Why Are Candidates Not Accepting Your Offers?

Why Are Candidates Not Accepting Your Offers?

Why Are Candidates Not Accepting Your Offers?

In a candidate poor marketplace, it’s getting harder than ever to secure top tier candidates.  

If you’re a business owner or manager, there’s nothing more frustrating than getting excited about finding the perfect person for the role, only for them to reject your offer. At this stage, you’re faced with an unenviable choice: either accept a second-rate candidate or begin the recruitment process again. Neither of which is appealing right? 

So, why is it happening? Why are these great candidates turning down your offer? You liked them, you thought they liked you; what went wrong at the final hour? 

We’ve mentioned that it’s a candidate’s market at present, and that’s certainly part of it. But the candidate IS going to accept a role somewhere (quite possibly with your competitor), so what’s stopping them from accepting yours?  

Here are some common reasons that candidates might reject your offer.  


1. The interviewing panel haven’t sold the company   

An interview is a two-way process and at times the interviewing panel or line manager forget that it is their responsibility to sell the role and company to each candidate. The market has changed. 
The reality is candidates expect you to do this, in the same way that you are looking for the candidate to convince you that they are the right person for the role and your company.  
Plan ahead of the interview what the company has to offer in terms of professional and career development, create a case study, communicate how you provide resources to support the new team member in their role, talk about the opportunities to work with leading accounts and clients in the market etc. The purpose of this is to get the candidates engaged and excited about what it will be like to work with you.


2. You haven’t briefed your recruitment company with enough information  

The recruitment company puts a high-calibre candidate forward, believing it to be a great match, only for the candidate to get a surprise during the interview to find that the role is quite different than what they expected according to the original job description they saw. 

Even more common is a culture mismatch, so be sure to have a frank discussion with your recruitment company about what kind of workplace culture you have and the kind of person who will be a great fit.  


3. Your interview process Is deathly slow 

Oh dear. Things started so well, you were narrowing down candidates and then a major project distracted you, pulling you away from making any hiring decisions.  
Those final-round candidates are consigned to limbo, getting less and less fond of the company with every passing day they don’t hear from you with an answer.  
You think they were excited about the role and will wait indefinitely. Unfortunately, in this market, you are mistaken. Keep your recruitment process moving and keep in contact with your prime candidates to explain what’s happening.  
At the very least, keep your recruiter informed so they can let the candidates know and work with them to help manage the situation. 


4. The compensation package is insufficient  
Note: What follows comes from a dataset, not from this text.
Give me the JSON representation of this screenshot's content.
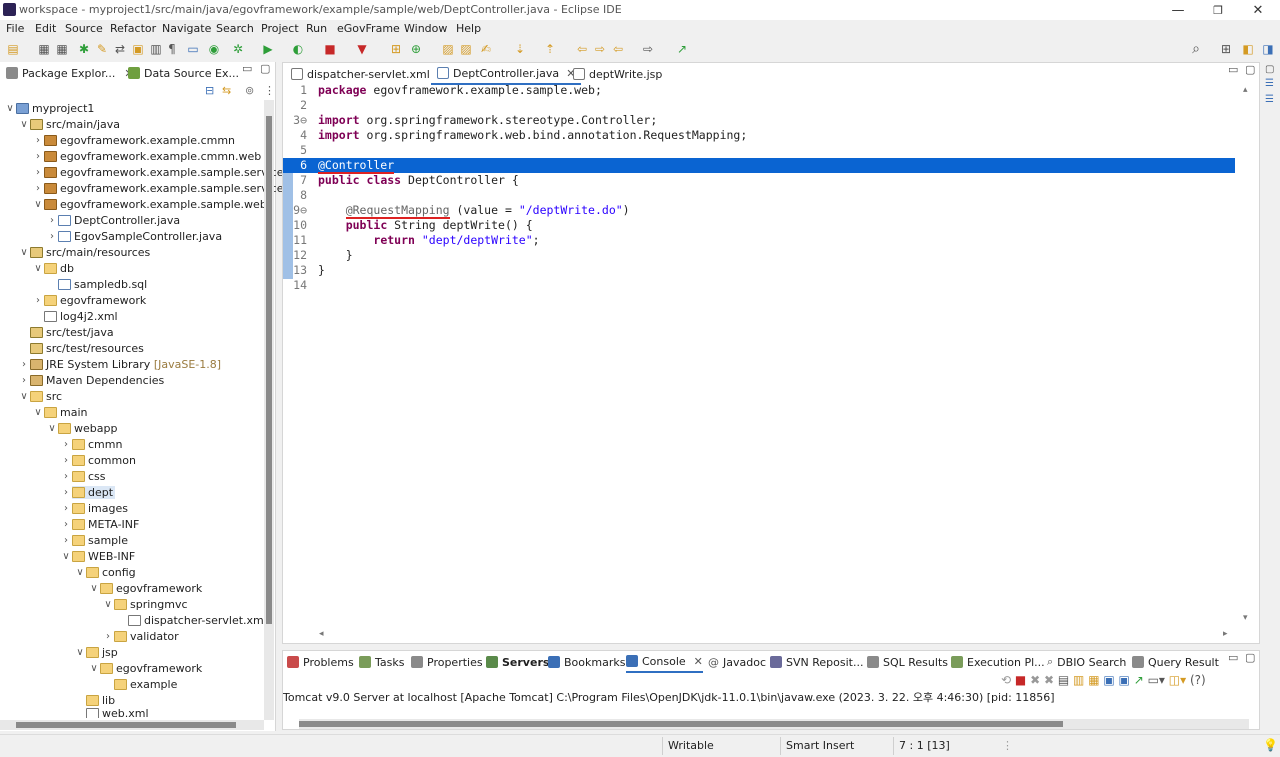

While salary and benefits are far from the only driver leading candidate decision making, it would be foolish to think they don’t have a powerful part to play.  
Unlike the recession era where everyone was scrambling for employment, good candidates currently have no incentive to accept anything that’s below industry benchmarks. Have a very careful look at how your salary offering relates to your industry standard.  
If you don’t have the budget to offer more, create an incentive package that may include flexible hours, extra holiday time, accelerated training/promotion paths and performance based bonuses. 


5. When it Comes time for the contract, everything changes 

Contracts have a way of making many people feel nervous anyway so you really don’t want to scare people off when they read with alarm: ‘No holidays in the first 6 months, or ‘We have the right to transfer your place of work between our Salisbury and Manchester offices.’  
All of this should be covered in the interview and through the recruitment consult you are using so there are no surprises.  


6. You rush them to a decision 

You’re so keen on your chosen candidate that you make a fast decision and offer the role with an expected answer of “yes”, there and then. 

To a candidate, this can feel rushed with a sense that not all is well in your organisation if you want a decision immediately.  

Be considered yet friendly about it and acknowledge their position. ‘We understand that this is a big decision for you. We’re very happy with our decision and we’re hoping you’ll join us but we’d hate to put pressure on you. So, take a breather and think about it. We like you enough to wait a few days.’  
Wouldn’t you feel great if you heard that? And if you were the candidate, wouldn’t it make you more likely to say yes?  

Finding great candidates is hard enough. Losing them is worse. A specialist recruitment consultancy can help you avoid every single one of these common pitfalls and secure your perfect candidate. 


About First 2 Recruit Ltd

First 2 Recruit Ltd, is an owner managed recruitment consultancy providing a full recruitment service including; permanent and FTC position in Accountancy Practice and Insolvency across the UK.

If you like this blog, why not check out more by visiting our Blog page on our website, we cover every recruitment topic and also have free reports and whitepapers that you might find useful. Visit www.first2recruit.co.uk

Alternatively, email office@first2recruit.co.uk or call one of our friendly team on 01722 440 168.